[Stored data entries]
——

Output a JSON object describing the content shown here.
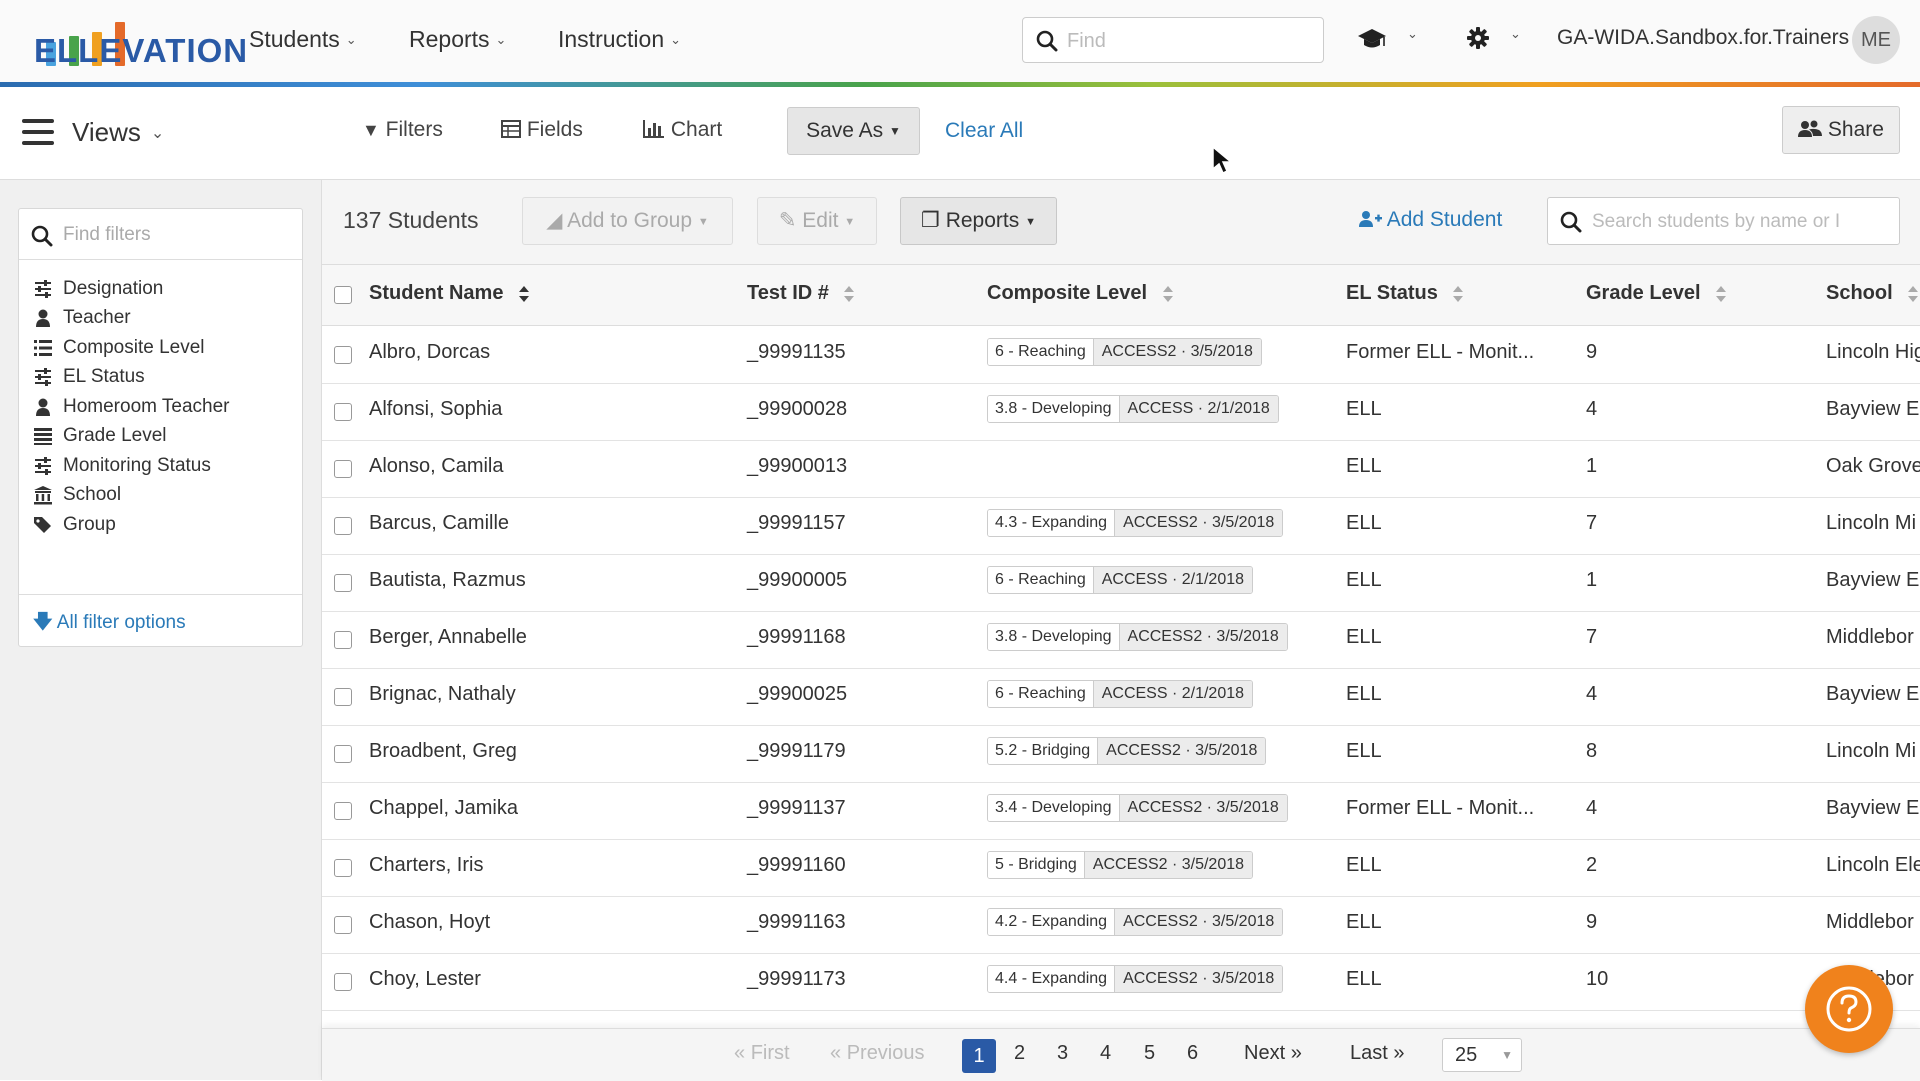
{
  "brand": {
    "logo_text": "ELLEVATION",
    "bar_colors": [
      "#4aa3df",
      "#49a34b",
      "#f0a020",
      "#e46a2a"
    ]
  },
  "topnav": {
    "items": [
      {
        "label": "Students"
      },
      {
        "label": "Reports"
      },
      {
        "label": "Instruction"
      }
    ],
    "find_placeholder": "Find",
    "account": "GA-WIDA.Sandbox.for.Trainers",
    "avatar_initials": "ME",
    "icons": [
      "graduation-cap-icon",
      "gear-icon"
    ]
  },
  "toolbar": {
    "views_label": "Views",
    "filters": "Filters",
    "fields": "Fields",
    "chart": "Chart",
    "save_as": "Save As",
    "clear_all": "Clear All",
    "share": "Share"
  },
  "sidebar": {
    "search_placeholder": "Find filters",
    "items": [
      {
        "label": "Designation",
        "icon": "sliders-icon"
      },
      {
        "label": "Teacher",
        "icon": "user-icon"
      },
      {
        "label": "Composite Level",
        "icon": "list-icon"
      },
      {
        "label": "EL Status",
        "icon": "sliders-icon"
      },
      {
        "label": "Homeroom Teacher",
        "icon": "user-icon"
      },
      {
        "label": "Grade Level",
        "icon": "bars-icon"
      },
      {
        "label": "Monitoring Status",
        "icon": "sliders-icon"
      },
      {
        "label": "School",
        "icon": "institution-icon"
      },
      {
        "label": "Group",
        "icon": "tags-icon"
      }
    ],
    "all_filter_options": "All filter options"
  },
  "actions": {
    "student_count": "137 Students",
    "add_to_group": "Add to Group",
    "edit": "Edit",
    "reports": "Reports",
    "add_student": "Add Student",
    "search_placeholder": "Search students by name or I"
  },
  "table": {
    "columns": [
      "Student Name",
      "Test ID #",
      "Composite Level",
      "EL Status",
      "Grade Level",
      "School"
    ],
    "rows": [
      {
        "name": "Albro, Dorcas",
        "test_id": "_99991135",
        "level": "6 - Reaching",
        "test": "ACCESS2 · 3/5/2018",
        "status": "Former ELL - Monit...",
        "grade": "9",
        "school": "Lincoln Hig"
      },
      {
        "name": "Alfonsi, Sophia",
        "test_id": "_99900028",
        "level": "3.8 - Developing",
        "test": "ACCESS · 2/1/2018",
        "status": "ELL",
        "grade": "4",
        "school": "Bayview E"
      },
      {
        "name": "Alonso, Camila",
        "test_id": "_99900013",
        "level": "",
        "test": "",
        "status": "ELL",
        "grade": "1",
        "school": "Oak Grove"
      },
      {
        "name": "Barcus, Camille",
        "test_id": "_99991157",
        "level": "4.3 - Expanding",
        "test": "ACCESS2 · 3/5/2018",
        "status": "ELL",
        "grade": "7",
        "school": "Lincoln Mi"
      },
      {
        "name": "Bautista, Razmus",
        "test_id": "_99900005",
        "level": "6 - Reaching",
        "test": "ACCESS · 2/1/2018",
        "status": "ELL",
        "grade": "1",
        "school": "Bayview E"
      },
      {
        "name": "Berger, Annabelle",
        "test_id": "_99991168",
        "level": "3.8 - Developing",
        "test": "ACCESS2 · 3/5/2018",
        "status": "ELL",
        "grade": "7",
        "school": "Middlebor"
      },
      {
        "name": "Brignac, Nathaly",
        "test_id": "_99900025",
        "level": "6 - Reaching",
        "test": "ACCESS · 2/1/2018",
        "status": "ELL",
        "grade": "4",
        "school": "Bayview E"
      },
      {
        "name": "Broadbent, Greg",
        "test_id": "_99991179",
        "level": "5.2 - Bridging",
        "test": "ACCESS2 · 3/5/2018",
        "status": "ELL",
        "grade": "8",
        "school": "Lincoln Mi"
      },
      {
        "name": "Chappel, Jamika",
        "test_id": "_99991137",
        "level": "3.4 - Developing",
        "test": "ACCESS2 · 3/5/2018",
        "status": "Former ELL - Monit...",
        "grade": "4",
        "school": "Bayview E"
      },
      {
        "name": "Charters, Iris",
        "test_id": "_99991160",
        "level": "5 - Bridging",
        "test": "ACCESS2 · 3/5/2018",
        "status": "ELL",
        "grade": "2",
        "school": "Lincoln Ele"
      },
      {
        "name": "Chason, Hoyt",
        "test_id": "_99991163",
        "level": "4.2 - Expanding",
        "test": "ACCESS2 · 3/5/2018",
        "status": "ELL",
        "grade": "9",
        "school": "Middlebor"
      },
      {
        "name": "Choy, Lester",
        "test_id": "_99991173",
        "level": "4.4 - Expanding",
        "test": "ACCESS2 · 3/5/2018",
        "status": "ELL",
        "grade": "10",
        "school": "Middlebor"
      }
    ]
  },
  "pager": {
    "first": "First",
    "previous": "Previous",
    "pages": [
      "1",
      "2",
      "3",
      "4",
      "5",
      "6"
    ],
    "current": "1",
    "next": "Next",
    "last": "Last",
    "page_size": "25"
  },
  "colors": {
    "accent": "#2a5aa6",
    "link": "#2a7ab8",
    "help": "#f0821c"
  }
}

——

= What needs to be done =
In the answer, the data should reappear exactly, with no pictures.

= Answer area =
Output a JSON object describing the content shown here.
{
  "brand": {
    "logo_text": "ELLEVATION",
    "bar_colors": [
      "#4aa3df",
      "#49a34b",
      "#f0a020",
      "#e46a2a"
    ]
  },
  "topnav": {
    "items": [
      {
        "label": "Students"
      },
      {
        "label": "Reports"
      },
      {
        "label": "Instruction"
      }
    ],
    "find_placeholder": "Find",
    "account": "GA-WIDA.Sandbox.for.Trainers",
    "avatar_initials": "ME",
    "icons": [
      "graduation-cap-icon",
      "gear-icon"
    ]
  },
  "toolbar": {
    "views_label": "Views",
    "filters": "Filters",
    "fields": "Fields",
    "chart": "Chart",
    "save_as": "Save As",
    "clear_all": "Clear All",
    "share": "Share"
  },
  "sidebar": {
    "search_placeholder": "Find filters",
    "items": [
      {
        "label": "Designation",
        "icon": "sliders-icon"
      },
      {
        "label": "Teacher",
        "icon": "user-icon"
      },
      {
        "label": "Composite Level",
        "icon": "list-icon"
      },
      {
        "label": "EL Status",
        "icon": "sliders-icon"
      },
      {
        "label": "Homeroom Teacher",
        "icon": "user-icon"
      },
      {
        "label": "Grade Level",
        "icon": "bars-icon"
      },
      {
        "label": "Monitoring Status",
        "icon": "sliders-icon"
      },
      {
        "label": "School",
        "icon": "institution-icon"
      },
      {
        "label": "Group",
        "icon": "tags-icon"
      }
    ],
    "all_filter_options": "All filter options"
  },
  "actions": {
    "student_count": "137 Students",
    "add_to_group": "Add to Group",
    "edit": "Edit",
    "reports": "Reports",
    "add_student": "Add Student",
    "search_placeholder": "Search students by name or I"
  },
  "table": {
    "columns": [
      "Student Name",
      "Test ID #",
      "Composite Level",
      "EL Status",
      "Grade Level",
      "School"
    ],
    "rows": [
      {
        "name": "Albro, Dorcas",
        "test_id": "_99991135",
        "level": "6 - Reaching",
        "test": "ACCESS2 · 3/5/2018",
        "status": "Former ELL - Monit...",
        "grade": "9",
        "school": "Lincoln Hig"
      },
      {
        "name": "Alfonsi, Sophia",
        "test_id": "_99900028",
        "level": "3.8 - Developing",
        "test": "ACCESS · 2/1/2018",
        "status": "ELL",
        "grade": "4",
        "school": "Bayview E"
      },
      {
        "name": "Alonso, Camila",
        "test_id": "_99900013",
        "level": "",
        "test": "",
        "status": "ELL",
        "grade": "1",
        "school": "Oak Grove"
      },
      {
        "name": "Barcus, Camille",
        "test_id": "_99991157",
        "level": "4.3 - Expanding",
        "test": "ACCESS2 · 3/5/2018",
        "status": "ELL",
        "grade": "7",
        "school": "Lincoln Mi"
      },
      {
        "name": "Bautista, Razmus",
        "test_id": "_99900005",
        "level": "6 - Reaching",
        "test": "ACCESS · 2/1/2018",
        "status": "ELL",
        "grade": "1",
        "school": "Bayview E"
      },
      {
        "name": "Berger, Annabelle",
        "test_id": "_99991168",
        "level": "3.8 - Developing",
        "test": "ACCESS2 · 3/5/2018",
        "status": "ELL",
        "grade": "7",
        "school": "Middlebor"
      },
      {
        "name": "Brignac, Nathaly",
        "test_id": "_99900025",
        "level": "6 - Reaching",
        "test": "ACCESS · 2/1/2018",
        "status": "ELL",
        "grade": "4",
        "school": "Bayview E"
      },
      {
        "name": "Broadbent, Greg",
        "test_id": "_99991179",
        "level": "5.2 - Bridging",
        "test": "ACCESS2 · 3/5/2018",
        "status": "ELL",
        "grade": "8",
        "school": "Lincoln Mi"
      },
      {
        "name": "Chappel, Jamika",
        "test_id": "_99991137",
        "level": "3.4 - Developing",
        "test": "ACCESS2 · 3/5/2018",
        "status": "Former ELL - Monit...",
        "grade": "4",
        "school": "Bayview E"
      },
      {
        "name": "Charters, Iris",
        "test_id": "_99991160",
        "level": "5 - Bridging",
        "test": "ACCESS2 · 3/5/2018",
        "status": "ELL",
        "grade": "2",
        "school": "Lincoln Ele"
      },
      {
        "name": "Chason, Hoyt",
        "test_id": "_99991163",
        "level": "4.2 - Expanding",
        "test": "ACCESS2 · 3/5/2018",
        "status": "ELL",
        "grade": "9",
        "school": "Middlebor"
      },
      {
        "name": "Choy, Lester",
        "test_id": "_99991173",
        "level": "4.4 - Expanding",
        "test": "ACCESS2 · 3/5/2018",
        "status": "ELL",
        "grade": "10",
        "school": "Middlebor"
      }
    ]
  },
  "pager": {
    "first": "First",
    "previous": "Previous",
    "pages": [
      "1",
      "2",
      "3",
      "4",
      "5",
      "6"
    ],
    "current": "1",
    "next": "Next",
    "last": "Last",
    "page_size": "25"
  },
  "colors": {
    "accent": "#2a5aa6",
    "link": "#2a7ab8",
    "help": "#f0821c"
  }
}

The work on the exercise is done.